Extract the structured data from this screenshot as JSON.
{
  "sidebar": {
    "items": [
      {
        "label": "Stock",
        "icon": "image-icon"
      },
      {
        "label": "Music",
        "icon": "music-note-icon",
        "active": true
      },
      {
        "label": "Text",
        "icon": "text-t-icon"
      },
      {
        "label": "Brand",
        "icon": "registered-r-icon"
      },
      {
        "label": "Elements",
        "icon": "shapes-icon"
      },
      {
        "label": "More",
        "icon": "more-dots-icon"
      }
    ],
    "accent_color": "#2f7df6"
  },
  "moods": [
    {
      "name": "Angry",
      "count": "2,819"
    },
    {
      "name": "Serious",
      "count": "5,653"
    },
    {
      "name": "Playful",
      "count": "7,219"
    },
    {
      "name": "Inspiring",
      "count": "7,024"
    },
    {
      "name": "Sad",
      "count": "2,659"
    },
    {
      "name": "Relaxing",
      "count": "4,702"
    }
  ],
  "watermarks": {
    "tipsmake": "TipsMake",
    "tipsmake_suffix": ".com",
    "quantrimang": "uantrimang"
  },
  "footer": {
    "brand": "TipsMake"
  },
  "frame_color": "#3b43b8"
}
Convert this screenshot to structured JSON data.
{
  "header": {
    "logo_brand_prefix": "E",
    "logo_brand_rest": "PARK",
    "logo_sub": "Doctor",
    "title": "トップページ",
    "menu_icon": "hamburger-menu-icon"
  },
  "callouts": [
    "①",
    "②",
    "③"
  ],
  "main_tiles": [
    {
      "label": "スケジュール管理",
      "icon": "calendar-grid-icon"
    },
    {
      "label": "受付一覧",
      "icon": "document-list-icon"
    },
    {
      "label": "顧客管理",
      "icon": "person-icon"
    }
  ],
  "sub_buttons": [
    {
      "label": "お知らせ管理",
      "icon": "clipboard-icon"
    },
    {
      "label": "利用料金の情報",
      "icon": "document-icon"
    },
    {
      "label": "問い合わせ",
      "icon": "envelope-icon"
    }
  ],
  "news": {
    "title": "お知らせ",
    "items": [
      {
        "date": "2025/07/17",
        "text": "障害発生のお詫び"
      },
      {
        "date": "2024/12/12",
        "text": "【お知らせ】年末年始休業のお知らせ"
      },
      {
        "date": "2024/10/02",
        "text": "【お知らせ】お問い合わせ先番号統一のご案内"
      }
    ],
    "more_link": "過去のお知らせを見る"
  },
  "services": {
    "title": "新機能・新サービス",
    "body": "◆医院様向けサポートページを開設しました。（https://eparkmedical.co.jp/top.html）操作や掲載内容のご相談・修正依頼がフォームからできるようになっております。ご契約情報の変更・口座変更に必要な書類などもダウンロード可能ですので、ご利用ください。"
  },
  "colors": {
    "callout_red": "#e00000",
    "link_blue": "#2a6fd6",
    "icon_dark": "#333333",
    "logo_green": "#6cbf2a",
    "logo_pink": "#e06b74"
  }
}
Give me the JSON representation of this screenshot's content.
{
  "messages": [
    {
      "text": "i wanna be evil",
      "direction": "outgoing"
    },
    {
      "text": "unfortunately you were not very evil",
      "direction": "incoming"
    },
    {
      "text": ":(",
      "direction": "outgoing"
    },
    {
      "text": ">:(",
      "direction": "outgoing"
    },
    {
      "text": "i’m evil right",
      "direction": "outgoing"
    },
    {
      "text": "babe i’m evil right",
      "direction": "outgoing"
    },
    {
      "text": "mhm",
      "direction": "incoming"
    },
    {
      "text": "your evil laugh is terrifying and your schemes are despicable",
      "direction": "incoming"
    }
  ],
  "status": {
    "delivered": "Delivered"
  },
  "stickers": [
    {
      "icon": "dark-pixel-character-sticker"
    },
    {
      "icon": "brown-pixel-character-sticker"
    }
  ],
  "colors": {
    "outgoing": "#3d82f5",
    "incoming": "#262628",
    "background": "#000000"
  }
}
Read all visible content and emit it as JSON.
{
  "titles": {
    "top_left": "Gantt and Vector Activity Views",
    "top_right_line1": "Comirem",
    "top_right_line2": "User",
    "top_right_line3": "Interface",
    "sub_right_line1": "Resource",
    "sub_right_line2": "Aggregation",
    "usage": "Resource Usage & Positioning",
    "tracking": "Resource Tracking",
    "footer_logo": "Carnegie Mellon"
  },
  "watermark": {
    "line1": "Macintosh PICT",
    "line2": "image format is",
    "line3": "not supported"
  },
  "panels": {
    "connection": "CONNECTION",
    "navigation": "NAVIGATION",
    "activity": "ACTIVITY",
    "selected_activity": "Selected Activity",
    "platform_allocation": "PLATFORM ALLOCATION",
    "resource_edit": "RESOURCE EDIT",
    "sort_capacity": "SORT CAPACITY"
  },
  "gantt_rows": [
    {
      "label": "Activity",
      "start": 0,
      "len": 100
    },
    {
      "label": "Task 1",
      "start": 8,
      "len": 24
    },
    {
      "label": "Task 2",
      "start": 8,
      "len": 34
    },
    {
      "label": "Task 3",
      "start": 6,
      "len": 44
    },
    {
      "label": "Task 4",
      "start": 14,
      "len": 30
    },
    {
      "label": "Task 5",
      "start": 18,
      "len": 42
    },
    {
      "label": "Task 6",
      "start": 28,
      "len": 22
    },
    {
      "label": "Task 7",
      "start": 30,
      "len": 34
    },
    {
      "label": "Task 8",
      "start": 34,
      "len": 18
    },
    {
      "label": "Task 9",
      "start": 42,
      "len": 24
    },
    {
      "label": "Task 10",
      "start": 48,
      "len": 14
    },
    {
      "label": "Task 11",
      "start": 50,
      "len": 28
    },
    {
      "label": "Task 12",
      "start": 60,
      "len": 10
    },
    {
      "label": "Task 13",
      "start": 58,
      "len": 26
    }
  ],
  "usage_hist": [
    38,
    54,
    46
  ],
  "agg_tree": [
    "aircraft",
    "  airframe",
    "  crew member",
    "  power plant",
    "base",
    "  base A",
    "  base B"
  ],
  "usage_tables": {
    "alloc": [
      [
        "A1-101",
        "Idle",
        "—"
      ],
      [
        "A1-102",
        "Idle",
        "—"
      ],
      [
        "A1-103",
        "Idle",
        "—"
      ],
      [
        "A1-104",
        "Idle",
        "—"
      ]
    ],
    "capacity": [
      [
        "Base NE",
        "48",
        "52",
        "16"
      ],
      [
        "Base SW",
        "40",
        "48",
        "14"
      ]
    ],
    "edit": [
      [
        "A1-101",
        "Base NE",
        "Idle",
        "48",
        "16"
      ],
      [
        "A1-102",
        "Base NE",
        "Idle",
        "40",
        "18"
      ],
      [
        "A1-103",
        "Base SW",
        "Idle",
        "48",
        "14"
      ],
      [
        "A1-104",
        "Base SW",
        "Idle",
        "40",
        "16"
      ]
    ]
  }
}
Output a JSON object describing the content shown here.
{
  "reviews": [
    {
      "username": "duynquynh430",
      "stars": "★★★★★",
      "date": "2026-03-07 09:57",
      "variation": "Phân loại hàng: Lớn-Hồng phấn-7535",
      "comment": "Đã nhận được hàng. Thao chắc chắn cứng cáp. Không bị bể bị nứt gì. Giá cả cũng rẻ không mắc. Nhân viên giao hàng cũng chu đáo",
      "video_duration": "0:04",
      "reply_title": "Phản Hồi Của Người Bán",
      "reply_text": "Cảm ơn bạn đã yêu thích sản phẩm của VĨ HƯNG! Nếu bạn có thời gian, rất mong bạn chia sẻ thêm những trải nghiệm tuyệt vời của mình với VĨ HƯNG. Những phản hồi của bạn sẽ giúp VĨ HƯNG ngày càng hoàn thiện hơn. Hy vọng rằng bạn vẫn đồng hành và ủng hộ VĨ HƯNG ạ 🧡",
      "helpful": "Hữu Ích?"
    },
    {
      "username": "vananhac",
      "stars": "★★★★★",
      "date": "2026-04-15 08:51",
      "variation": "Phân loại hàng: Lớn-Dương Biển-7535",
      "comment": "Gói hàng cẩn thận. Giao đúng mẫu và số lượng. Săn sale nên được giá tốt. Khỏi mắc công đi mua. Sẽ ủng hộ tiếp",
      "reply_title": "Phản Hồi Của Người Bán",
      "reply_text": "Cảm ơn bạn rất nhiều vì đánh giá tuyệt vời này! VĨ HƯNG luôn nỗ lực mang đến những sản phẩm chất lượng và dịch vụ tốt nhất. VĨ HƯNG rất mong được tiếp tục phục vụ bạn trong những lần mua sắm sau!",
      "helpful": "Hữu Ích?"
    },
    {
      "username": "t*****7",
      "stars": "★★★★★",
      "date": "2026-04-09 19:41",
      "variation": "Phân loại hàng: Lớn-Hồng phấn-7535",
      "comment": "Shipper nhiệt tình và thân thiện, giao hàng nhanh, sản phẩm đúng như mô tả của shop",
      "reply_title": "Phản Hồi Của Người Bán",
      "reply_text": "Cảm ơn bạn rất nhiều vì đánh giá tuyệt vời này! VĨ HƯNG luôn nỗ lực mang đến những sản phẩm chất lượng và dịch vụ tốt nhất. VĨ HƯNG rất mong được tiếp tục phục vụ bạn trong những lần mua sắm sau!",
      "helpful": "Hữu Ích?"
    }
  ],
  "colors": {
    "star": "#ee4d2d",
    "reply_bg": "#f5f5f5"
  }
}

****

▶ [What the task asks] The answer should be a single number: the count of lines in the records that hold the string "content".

▶ [Task answer] 3